Prior to my departure from...
Prior to my departure from France to attend the Frankfurt Book Fair I heard about an English website for restaurants in Germany. It is still new but worthwhile checking: http://www.selected-restaurants.com or http://www.preview.selected-restaurants.com.I found a few off-the-beat places for Frankfurt
ART OF HALL (Schirnhalle):...
ART OF HALL (Schirnhalle): modern art in modern architecture!
http://www.schirn.de Schirn Kunsthalle Frankfurt
Römerberg, D-60311 Frankfurt
U-Bahn Linie 4 und 5,
Parken: Tiefgarage Römer
Cycling and jogging by the river
People flying in to Frankfurt from other parts of the world often ask me what I suggest they could do here during a brief visit, and the first thing I always recommend is that after sitting cramped up in a plane for many hours they should get out and have some exercise by cycling, jogging, walking, or in-line skating along the left (south) bank of the Main River.
The regional cycling routes M and R3 lead right through here along the left side of the Main River, that is the south side or Sachsenhausen side, also known as "dribbdebach" in the local dialect, as opposed to "hibbdebach" which is the right/north side where all the big buildings are.
This (left) side of the river is also known as the Museumsufer or Museum Bank, because many of Frankfurt's major museums are located here.
Second photo: The city of Frankfurt has been fixing up the river bank very nicely in the past few years.
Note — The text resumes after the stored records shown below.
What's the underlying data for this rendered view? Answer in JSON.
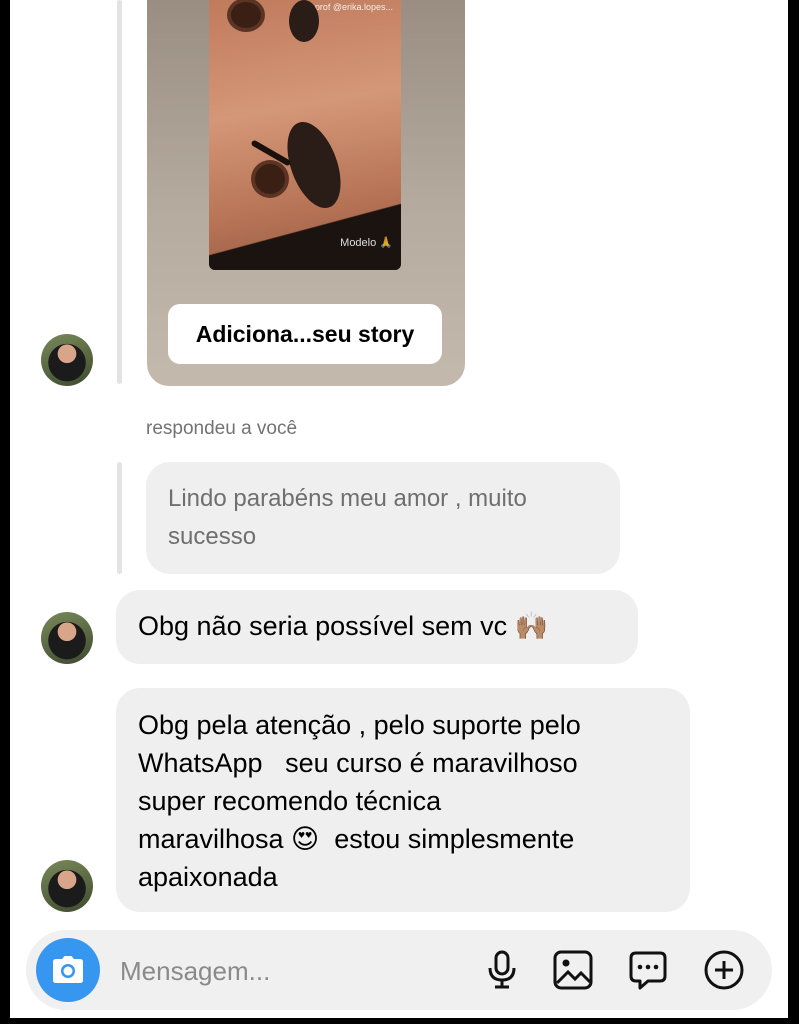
{
  "story": {
    "caption": "Adiciona...seu story",
    "watermark_top": "prof @erika.lopes...",
    "watermark_label": "Modelo 🙏"
  },
  "reply": {
    "label": "respondeu a você",
    "quoted_text": "Lindo parabéns meu amor , muito\nsucesso"
  },
  "messages": [
    {
      "text": "Obg não seria possível sem vc 🙌🏽"
    },
    {
      "text": "Obg pela atenção , pelo suporte pelo\nWhatsApp   seu curso é maravilhoso\nsuper recomendo técnica\nmaravilhosa 😍  estou simplesmente\napaixonada"
    }
  ],
  "composer": {
    "placeholder": "Mensagem...",
    "icons": [
      "camera-icon",
      "microphone-icon",
      "gallery-icon",
      "sticker-icon",
      "add-icon"
    ],
    "accent_color": "#3797f0"
  }
}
On this side (which is the left / south bank) you can now cycle from Offenbach to Schwanheim without stopping, and have great views all along the way. The tallest-looking buildings in this photo are, from left to right, Westendstraße 1, Silver Tower, Gallileo, Skyper, Eurotower and Commerzbank Tower. For details and photos of the individual buildings, please have a look at the Frankfurt Skyline Countdown on my Land Hessen page.
Third photo: Sunbathers on one of the new grassy areas on the left bank. The suspension bridge off to the right is a pedestrian and cycling bridge called the Holbeinsteg, which leads directly from the city center to the Städel art museum.
Fourth photo: Does anyone know what these things are called?
Fifth photo: Cyclist on the Untermainbrücke (Lower Main Bridge).
Update November 2010: Thanks to VT member alza (Lou) for pointing me to an article about the sports equipment shown in the fourth photo.
It turns out that these things the guy has strapped to his feet and legs have numerous names including Adjustable Stilts, Flying Jumpers, Powerisers, Powerskips, Velocity Stilts, Flyjumpers, 7 League Boots, SkyRunner, Pro-Jumps and Powerbocks.
They were invented in the 1990s by a German named Alexander Bock, who has been awarded patents on them both in Europe (2003) and in the United States (2004).
'Henninger Turm'.Unique brewery tower with restaurant and open air deck at the height of 110m/360ft. If you want good fotos of Downtown this is the best place to be.
For more info check out:
Across the street from the Adler factory there is a little square which never had a name before as far as I know.
It has recently been named Golub-Lebedenko-Platz in honor of Adam Golub, born on June 12, 1925, in Dnepropetrowsk, and Georgi Lebedenko, born on October 6, 1923, in Kiew (both in the Ukraine).
Golub and Lebedenko were two of the more than 1600 prisoners of various nationalities were held here at the Katzbach concentration camp and forced to work in the Adler factory making airplanes.
On March 14, 1945, they attempted to escape and were both shot to death in two of the streets near this square. The local population did nothing to help them, on the contrary.
Scarcely two weeks later, on March 29, the American Army occupied the city, and the war was over as far as Frankfurt was concerned.